Microsoft is stepping up its efforts to protect Windows users from programs that use fear to convince people to buy or upgrade products.
The Redmond company is taking aim at all software that use scary messaging to convince people to upgrade to a paid product that purportedly fixes a problem detected by a free version. Specifically it is targeting registry cleaners and optimizers, which Microsoft previously didn't endorse but also didn't blacklist them as unwanted programs or malware. That's changing on March 1.
“We find this practice problematic because it can pressure customers into making unnecessary purchase decisions,” said Barak Shein, a member of the Windows Defender security research team.
From March 1 Microsoft’s Windows Defender and other security products will “classify programs that display coercive messages as unwanted software, which will be detected and removed”, Shein said.
Microsoft has updated its evaluation criteria for unwanted behaviors to reflect the change, adding a "coercive messaging" section that takes aim at messaging and misleading content that pressures users into “paying for additional services or performing superfluous actions”.
This includes exaggerated and alarming error messages about the system that can only be fixed by paying or by the user filling out surveys, subscribing to newsletters or downloading files.
Programs are also not allowed to suggest that the only way to remediate a problem is to follow its recommendations, nor are they allowed to require the user act within a limited time period. In other words, all pressure sales tactics are off the cards.
Though the new criteria isn’t specifically aimed at tech support scams, it should provide a technical obstacle to the tactics they use to scare victims into paying for unnecessary fixes, which include using registry cleaners, fake antivirus and fake Microsoft security alerts.

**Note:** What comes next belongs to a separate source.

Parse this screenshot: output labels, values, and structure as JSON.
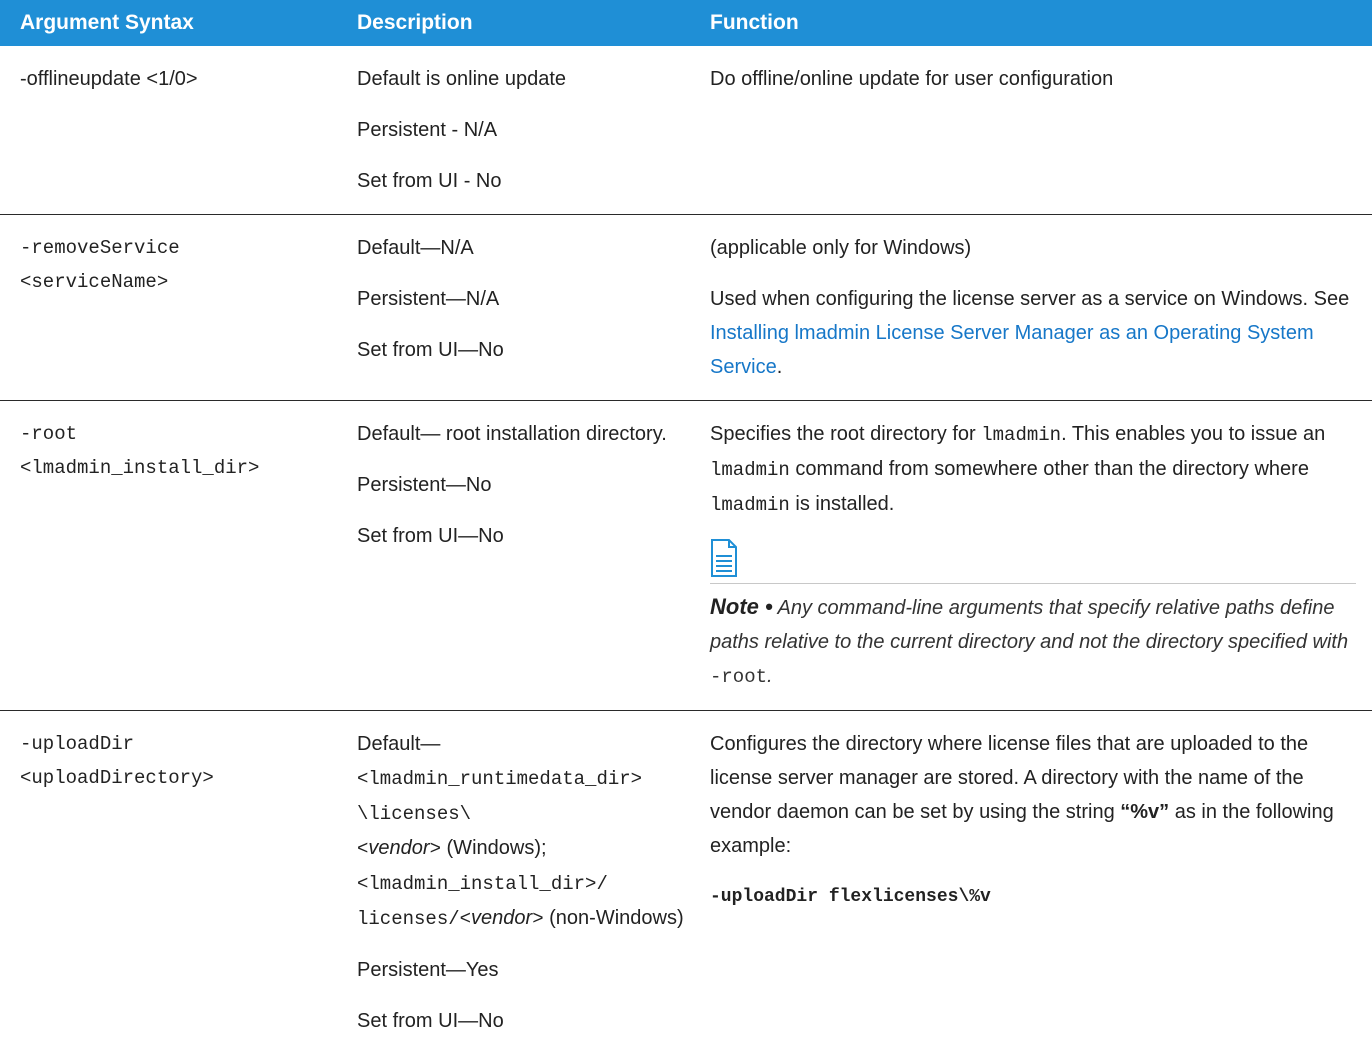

The FTC in October secured a $2m settlement with a pair behind Troth Solutions and permanently banned from selling any tech support service, including “any plan, program, or software, marketed to repair, maintain, or improve a computer’s performance or security, including registry cleaners, anti-virus programs, anti-malware programs, fire wall programs, and computer or software diagnostic services.”
Microsoft’s evaluation criteria for unwanted software already covered many other bad behaviors, including apps that tamper with browsers settings, impair computer performance, and programs that don't provide a clear way to install, uninstall, and disable it. It's also developed AI systems to detect online tech support scams that employ bogus pop-ups.
"We adjust, expand, and update our evaluation criteria based on customer feedback and in order to capture the latest developments in unwanted software and other threats.," said Shein of the new criteria.
Developers of programs that may be impacted by Microsoft’s new unwanted behaviors can head to the Windows Defender Security Intelligence portal to validate the detection of their programs.